== STORED DATA ==
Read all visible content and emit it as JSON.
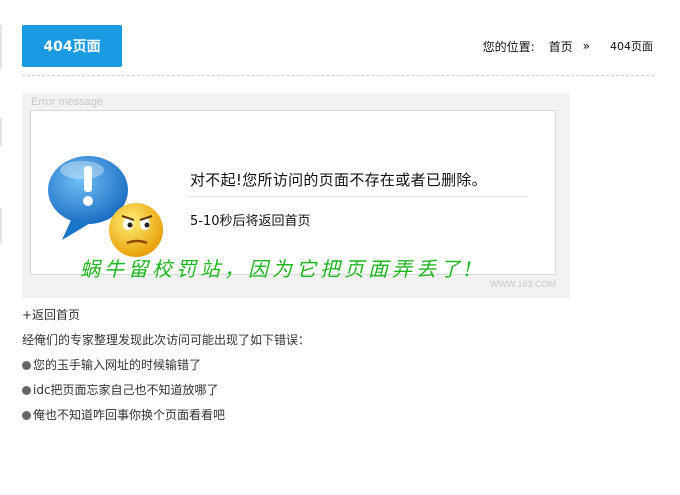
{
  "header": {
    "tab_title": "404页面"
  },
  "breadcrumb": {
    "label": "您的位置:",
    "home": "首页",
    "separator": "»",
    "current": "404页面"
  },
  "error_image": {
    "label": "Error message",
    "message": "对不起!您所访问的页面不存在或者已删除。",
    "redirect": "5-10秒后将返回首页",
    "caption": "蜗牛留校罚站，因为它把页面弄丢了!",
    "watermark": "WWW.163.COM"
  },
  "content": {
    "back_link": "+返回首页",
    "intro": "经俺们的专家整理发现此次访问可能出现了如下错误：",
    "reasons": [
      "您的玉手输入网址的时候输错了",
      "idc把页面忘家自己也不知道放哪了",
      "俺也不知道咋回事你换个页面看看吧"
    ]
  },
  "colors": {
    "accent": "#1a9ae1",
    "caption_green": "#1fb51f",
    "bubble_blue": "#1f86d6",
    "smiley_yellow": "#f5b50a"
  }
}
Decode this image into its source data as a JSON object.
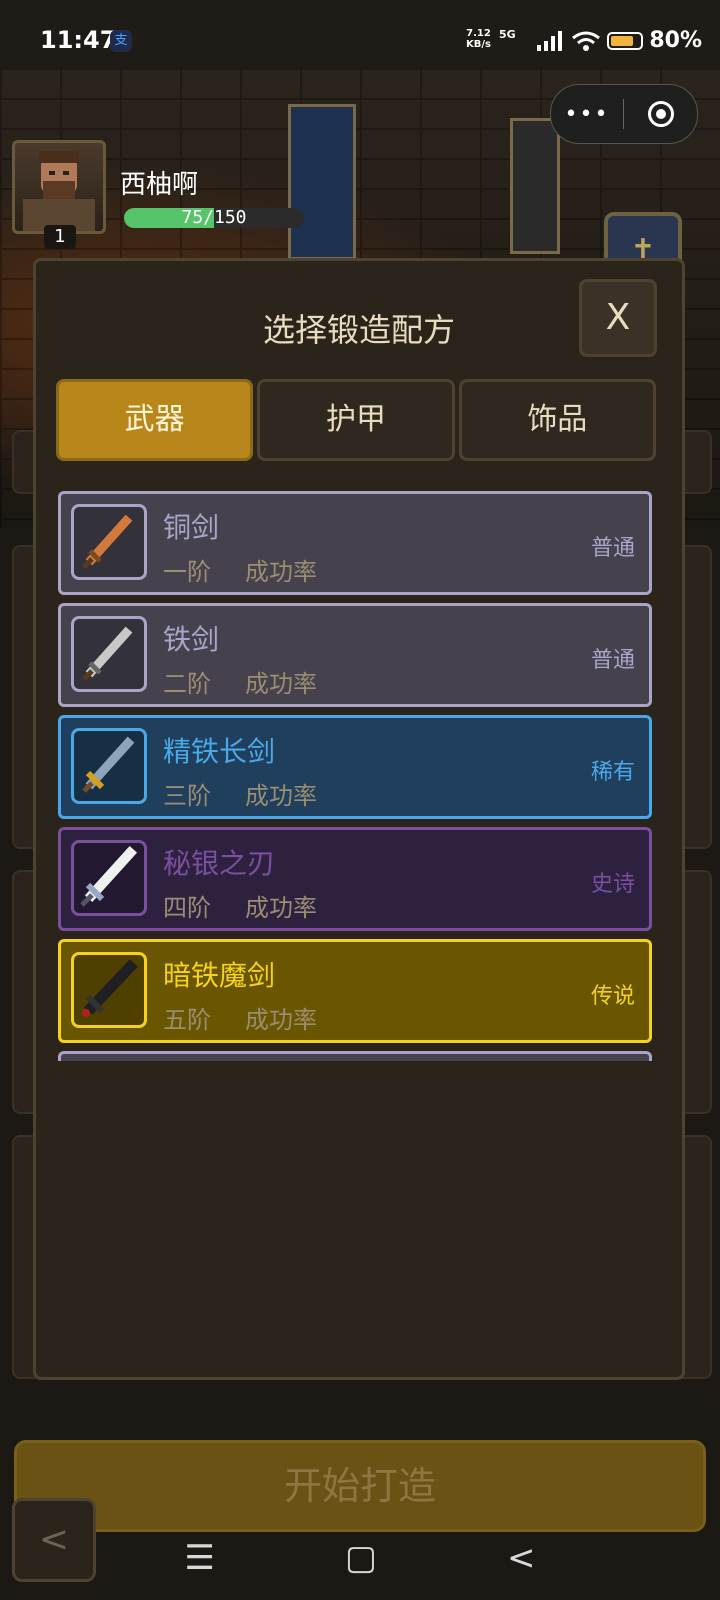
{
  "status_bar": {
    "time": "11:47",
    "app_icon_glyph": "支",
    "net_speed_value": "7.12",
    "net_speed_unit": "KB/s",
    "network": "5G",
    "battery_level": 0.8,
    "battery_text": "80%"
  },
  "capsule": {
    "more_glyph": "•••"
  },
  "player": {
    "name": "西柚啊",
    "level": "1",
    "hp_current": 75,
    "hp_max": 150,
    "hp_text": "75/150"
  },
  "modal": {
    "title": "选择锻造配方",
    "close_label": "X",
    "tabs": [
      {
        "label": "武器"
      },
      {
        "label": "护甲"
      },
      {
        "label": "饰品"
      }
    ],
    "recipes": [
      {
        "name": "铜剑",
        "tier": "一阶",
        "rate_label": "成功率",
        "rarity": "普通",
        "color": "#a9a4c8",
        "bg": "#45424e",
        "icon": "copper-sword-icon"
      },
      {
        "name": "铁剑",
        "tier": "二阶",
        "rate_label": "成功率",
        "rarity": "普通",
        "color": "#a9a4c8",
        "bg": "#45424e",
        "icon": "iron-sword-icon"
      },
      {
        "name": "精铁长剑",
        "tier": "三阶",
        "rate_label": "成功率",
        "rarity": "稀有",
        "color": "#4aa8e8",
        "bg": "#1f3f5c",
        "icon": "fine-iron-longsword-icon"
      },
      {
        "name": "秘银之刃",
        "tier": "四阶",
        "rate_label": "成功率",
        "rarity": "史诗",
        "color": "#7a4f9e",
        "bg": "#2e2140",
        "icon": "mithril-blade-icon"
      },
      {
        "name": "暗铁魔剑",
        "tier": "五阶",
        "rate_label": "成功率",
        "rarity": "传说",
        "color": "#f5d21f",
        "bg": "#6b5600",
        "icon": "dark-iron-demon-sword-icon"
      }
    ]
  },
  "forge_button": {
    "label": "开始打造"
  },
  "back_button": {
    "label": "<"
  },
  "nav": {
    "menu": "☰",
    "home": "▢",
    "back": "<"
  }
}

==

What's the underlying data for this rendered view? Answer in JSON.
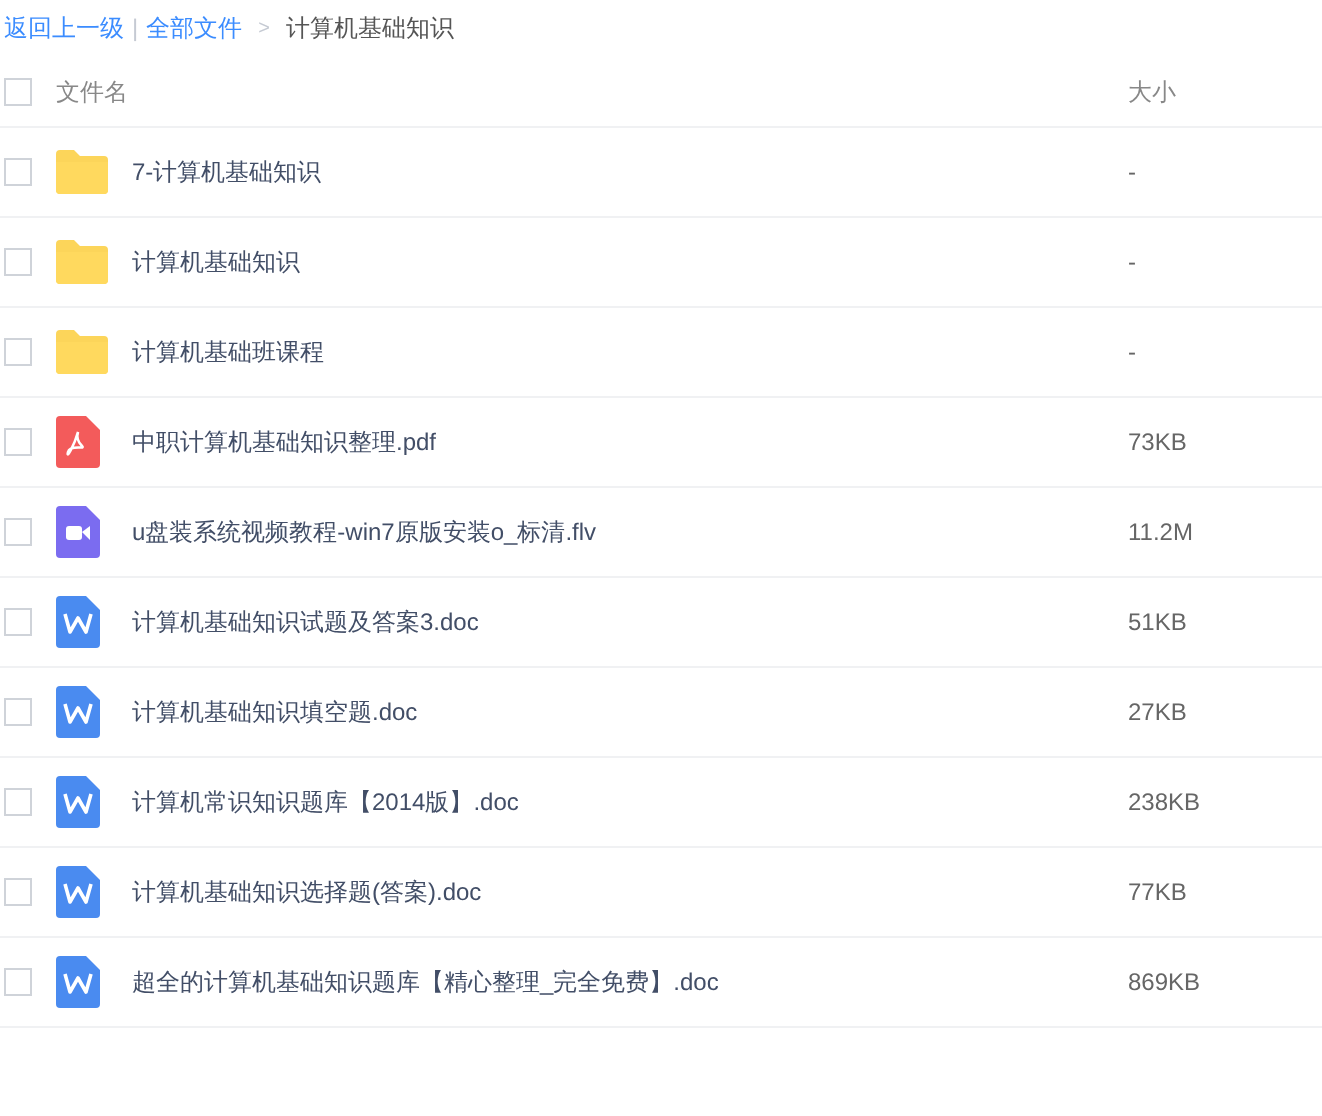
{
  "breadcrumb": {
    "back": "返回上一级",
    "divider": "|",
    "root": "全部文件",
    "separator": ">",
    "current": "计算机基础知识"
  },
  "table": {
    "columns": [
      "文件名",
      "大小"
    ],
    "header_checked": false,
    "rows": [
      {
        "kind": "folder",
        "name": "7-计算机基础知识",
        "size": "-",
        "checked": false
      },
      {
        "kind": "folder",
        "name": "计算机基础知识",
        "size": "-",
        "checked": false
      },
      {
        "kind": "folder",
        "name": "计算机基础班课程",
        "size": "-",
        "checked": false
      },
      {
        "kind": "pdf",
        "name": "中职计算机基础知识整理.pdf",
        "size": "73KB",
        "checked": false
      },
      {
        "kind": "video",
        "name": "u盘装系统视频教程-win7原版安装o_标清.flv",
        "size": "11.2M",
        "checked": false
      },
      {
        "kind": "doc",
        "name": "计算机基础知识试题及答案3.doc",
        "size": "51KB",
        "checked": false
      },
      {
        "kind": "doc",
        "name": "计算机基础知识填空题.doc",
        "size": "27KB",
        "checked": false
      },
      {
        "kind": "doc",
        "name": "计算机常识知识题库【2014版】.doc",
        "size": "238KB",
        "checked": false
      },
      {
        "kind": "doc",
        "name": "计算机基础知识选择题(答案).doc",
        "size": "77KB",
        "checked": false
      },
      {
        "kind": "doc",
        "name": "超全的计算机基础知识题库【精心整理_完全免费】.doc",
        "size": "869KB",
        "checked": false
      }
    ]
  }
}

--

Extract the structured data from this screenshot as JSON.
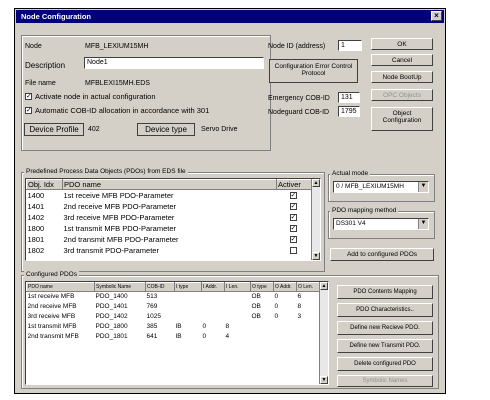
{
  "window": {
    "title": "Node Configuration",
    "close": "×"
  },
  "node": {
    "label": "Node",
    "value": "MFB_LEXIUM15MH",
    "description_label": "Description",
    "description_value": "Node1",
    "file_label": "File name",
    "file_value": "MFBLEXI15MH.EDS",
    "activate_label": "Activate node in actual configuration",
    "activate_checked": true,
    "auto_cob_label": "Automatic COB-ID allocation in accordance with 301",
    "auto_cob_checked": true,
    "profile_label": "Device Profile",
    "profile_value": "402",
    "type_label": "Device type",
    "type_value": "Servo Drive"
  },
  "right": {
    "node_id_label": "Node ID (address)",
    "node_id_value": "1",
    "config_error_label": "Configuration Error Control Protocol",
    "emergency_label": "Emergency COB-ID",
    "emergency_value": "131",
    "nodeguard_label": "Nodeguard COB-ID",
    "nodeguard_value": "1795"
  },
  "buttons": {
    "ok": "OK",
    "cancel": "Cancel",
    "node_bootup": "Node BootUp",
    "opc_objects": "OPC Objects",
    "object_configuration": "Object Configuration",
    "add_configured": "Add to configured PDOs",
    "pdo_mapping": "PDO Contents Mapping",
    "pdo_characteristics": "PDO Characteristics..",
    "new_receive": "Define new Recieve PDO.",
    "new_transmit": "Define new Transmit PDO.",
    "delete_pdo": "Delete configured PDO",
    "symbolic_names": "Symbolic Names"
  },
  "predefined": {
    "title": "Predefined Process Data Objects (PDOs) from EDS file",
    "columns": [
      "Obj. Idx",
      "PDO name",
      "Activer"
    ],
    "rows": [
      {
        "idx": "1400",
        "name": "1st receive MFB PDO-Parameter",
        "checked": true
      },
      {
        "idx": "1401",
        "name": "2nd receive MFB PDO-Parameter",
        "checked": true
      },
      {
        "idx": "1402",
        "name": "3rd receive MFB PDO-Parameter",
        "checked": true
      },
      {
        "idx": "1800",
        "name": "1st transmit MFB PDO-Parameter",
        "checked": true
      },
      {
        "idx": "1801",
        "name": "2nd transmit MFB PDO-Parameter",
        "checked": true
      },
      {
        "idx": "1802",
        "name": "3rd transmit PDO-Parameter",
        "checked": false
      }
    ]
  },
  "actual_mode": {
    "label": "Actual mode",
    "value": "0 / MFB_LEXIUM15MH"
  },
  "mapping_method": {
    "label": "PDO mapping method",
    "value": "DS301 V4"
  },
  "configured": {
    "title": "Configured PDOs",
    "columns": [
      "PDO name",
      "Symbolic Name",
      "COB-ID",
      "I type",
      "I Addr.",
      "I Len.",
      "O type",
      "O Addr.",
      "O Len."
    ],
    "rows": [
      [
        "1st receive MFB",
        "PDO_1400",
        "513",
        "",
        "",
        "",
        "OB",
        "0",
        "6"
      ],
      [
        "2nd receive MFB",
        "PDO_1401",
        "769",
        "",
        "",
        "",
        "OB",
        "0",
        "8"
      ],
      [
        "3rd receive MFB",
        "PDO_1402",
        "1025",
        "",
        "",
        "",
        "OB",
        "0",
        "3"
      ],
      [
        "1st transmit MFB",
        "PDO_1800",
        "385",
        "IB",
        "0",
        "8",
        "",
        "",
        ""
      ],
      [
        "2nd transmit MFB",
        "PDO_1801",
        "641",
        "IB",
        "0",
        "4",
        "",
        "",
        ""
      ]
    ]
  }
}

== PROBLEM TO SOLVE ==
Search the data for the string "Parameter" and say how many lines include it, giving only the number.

== RESULT BELOW ==
6